And forward we moved without losing our enthusiasm. Our third game was against Wales. The Red Dragons were strong, but it wasn’t an easy win for them either. And with 30 to 12 at the end we were left hungry for a victory, and felt that we came closer to it.

In the fourth and final game we faced the Czech Republic. Beating the Czech Dragons 10 to 16 was a much needed victory that we have finally worked up to. 

It was a great feeling to finally get a taste of the victory. It felt well-deserved and gave us a confirmation that we were on the right track with a hope for growth and future success. And it is all just a beginning: the Tel Aviv Cheetahs are a very young team with most of the players in their early 20s, a lot of ambition, and a true passion for footy. The youngest player, both of the team and possibly the tournament, at just 17 years and about 363 days old, Nitzan “Bambi” Elad is a very promising player. On top of getting his first cap for representing Israel on the international stage he will also take home a glorious bump moment to remember. And be constantly reminded of by his teammates.

Nitzan “Bambi” Elad, player:

“It was an amazing experience to represent our country in an international competition, but most of all it was extremely fun to be back on a footy pitch playing the best game in the world.

Our team lacked a bit of experience as it was some of the players’ first time playing footy, but we had overcame that lack of experience by giving our souls out on the pitch and playing with a lot of determination and passion.”

Shir Shalev, team’s manager and captain:

“The tournament was incredible. The team showed the world that we are the warriors. We gave it everything we had. Even in the games with a team like Croatia, who obviously surpassed us in terms of size, skill level and experience, we didn’t make it easy for them, we never gave up, fighting till the last minute, keeping the pressure high.

We obviously wanted to win more games, and we had an opportunity for a victory in the game with the Netherlands. Over all I am satisfied with how we performed. I am proud that we showed so much spirit, and we are grateful for the experience we gained. We ended 11th this year. But I think it’s safe to say that next year we have every chance at ending up in the top 8.
The plan right now is have some rest and then ease into practices, increasing the pace weekly and working towards getting our team ready for the Champions League in Amsterdam.
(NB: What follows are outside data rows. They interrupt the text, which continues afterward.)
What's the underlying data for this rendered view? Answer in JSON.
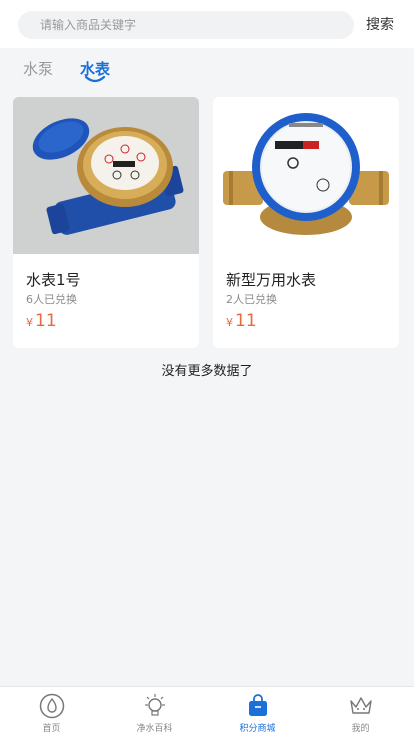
{
  "search": {
    "placeholder": "请输入商品关键字",
    "button_label": "搜索"
  },
  "tabs": [
    {
      "label": "水泵",
      "active": false
    },
    {
      "label": "水表",
      "active": true
    }
  ],
  "products": [
    {
      "title": "水表1号",
      "redeemed": "6人已兑换",
      "currency": "¥",
      "price": "11"
    },
    {
      "title": "新型万用水表",
      "redeemed": "2人已兑换",
      "currency": "¥",
      "price": "11"
    }
  ],
  "list_end_text": "没有更多数据了",
  "bottom_nav": [
    {
      "label": "首页",
      "icon": "drop-icon",
      "active": false
    },
    {
      "label": "净水百科",
      "icon": "bulb-icon",
      "active": false
    },
    {
      "label": "积分商城",
      "icon": "bag-icon",
      "active": true
    },
    {
      "label": "我的",
      "icon": "crown-icon",
      "active": false
    }
  ],
  "colors": {
    "accent": "#1a6fd8",
    "price": "#e86a3f",
    "background": "#f4f5f7"
  }
}
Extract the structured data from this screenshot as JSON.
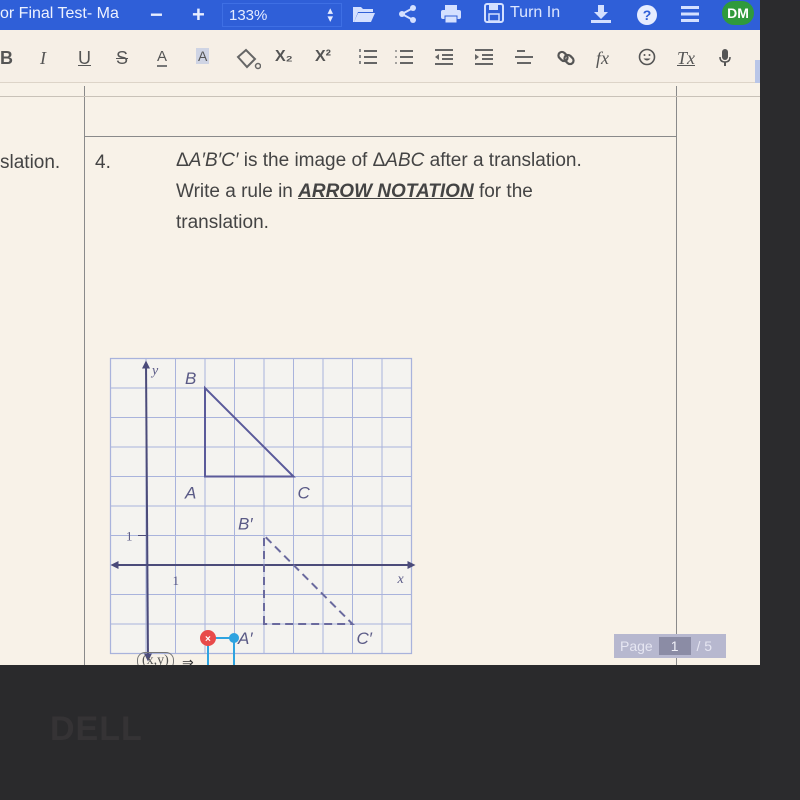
{
  "app": {
    "doc_title": "or Final Test- Ma",
    "zoom_out_label": "−",
    "zoom_in_label": "+",
    "zoom_level": "133%",
    "turn_in_label": "Turn In",
    "user_initials": "DM",
    "colors": {
      "topbar": "#2f5fd8",
      "avatar": "#2f9a3c"
    }
  },
  "toolbar": {
    "icons": [
      "folder-open-icon",
      "share-icon",
      "print-icon",
      "save-icon",
      "download-icon",
      "help-icon",
      "menu-icon"
    ],
    "format": {
      "bold": "B",
      "italic": "I",
      "underline": "U",
      "strike": "S",
      "font_color": "A",
      "highlight": "A",
      "subscript": "X₂",
      "superscript": "X²",
      "formula": "fx",
      "clear_format": "Tx"
    }
  },
  "document": {
    "prev_cell_text": "slation.",
    "question_number": "4.",
    "question_line1_prefix": "Δ",
    "question_line1_image": "A′B′C′",
    "question_line1_mid": " is the image of ",
    "question_line1_delta": "Δ",
    "question_line1_orig": "ABC",
    "question_line1_suffix": " after a translation.",
    "question_line2_prefix": "Write a rule in ",
    "question_line2_emph": "ARROW NOTATION",
    "question_line2_suffix": " for the",
    "question_line3": "translation.",
    "answer_prefix": "(x,y)"
  },
  "figure": {
    "axis_labels": {
      "x": "x",
      "y": "y",
      "x_tick": "1",
      "y_tick": "1"
    },
    "original": {
      "A": [
        2,
        3
      ],
      "B": [
        2,
        6
      ],
      "C": [
        5,
        3
      ]
    },
    "image": {
      "A'": [
        4,
        -2
      ],
      "B'": [
        4,
        1
      ],
      "C'": [
        7,
        -2
      ]
    },
    "labels": {
      "A": "A",
      "B": "B",
      "C": "C",
      "A'": "A′",
      "B'": "B′",
      "C'": "C′"
    },
    "grid_x_range": [
      -1,
      9
    ],
    "grid_y_range": [
      -3,
      7
    ]
  },
  "pager": {
    "label": "Page",
    "current": "1",
    "total": "/ 5"
  },
  "bezel": {
    "brand": "DELL"
  }
}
Terry Dehghani, coach:

“Our entire preseason was done in the beautiful summer so as we arrived to Cork on game day and met the pouring rain, I was mindful of how much this would impact our guys.

I asked them to think about how special it was to represent themselves, their families and their land in everything they did during the day and I couldn’t be more proud of their endeavour to do just that.
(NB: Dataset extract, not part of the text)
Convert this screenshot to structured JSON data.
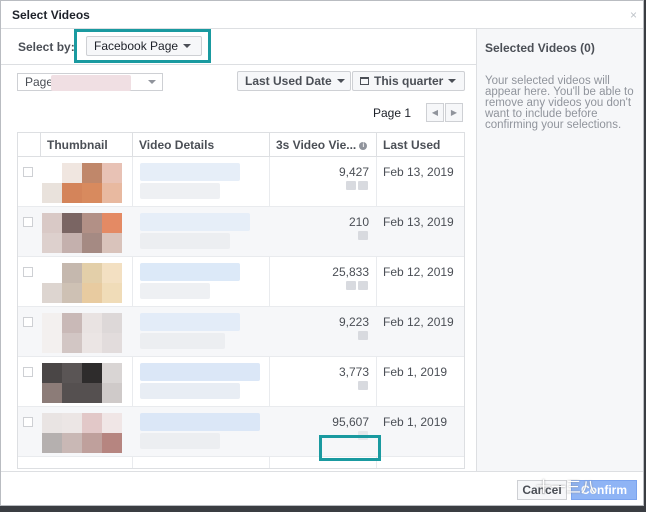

We were outmatched and outsized all day, but we promised each other to leave Cork with nothing left in the tank.

The final game against the Czech Republic was a blur, especially in the manner we won it. I couldn’t be more proud of our club and I’m thoroughly looking forward to getting back into training and working hard for the 2019 Euro Cup.”

Pouring rain, a lack of experience, just a 9 men squad – none of the hardships mattered in the end except for motivating the team to push harder, play stronger and to want it more.

The over all experience of the tournament was crucial and defining for the team. The players learnt a lot, and felt a boost of motivation to keep coming to practices, working harder than before until their next opportunity to play the Game.
Such experiences are the key to both players’ individual growth and the sport’s development in the region.

For OddBalls being a part of this beautifully organised event was a meaningful experience as well. We’ve become inspired to work harder and smarter in taking this brilliant game to the next level for our community. Stay tuned for the news about Australian rules football in Israel.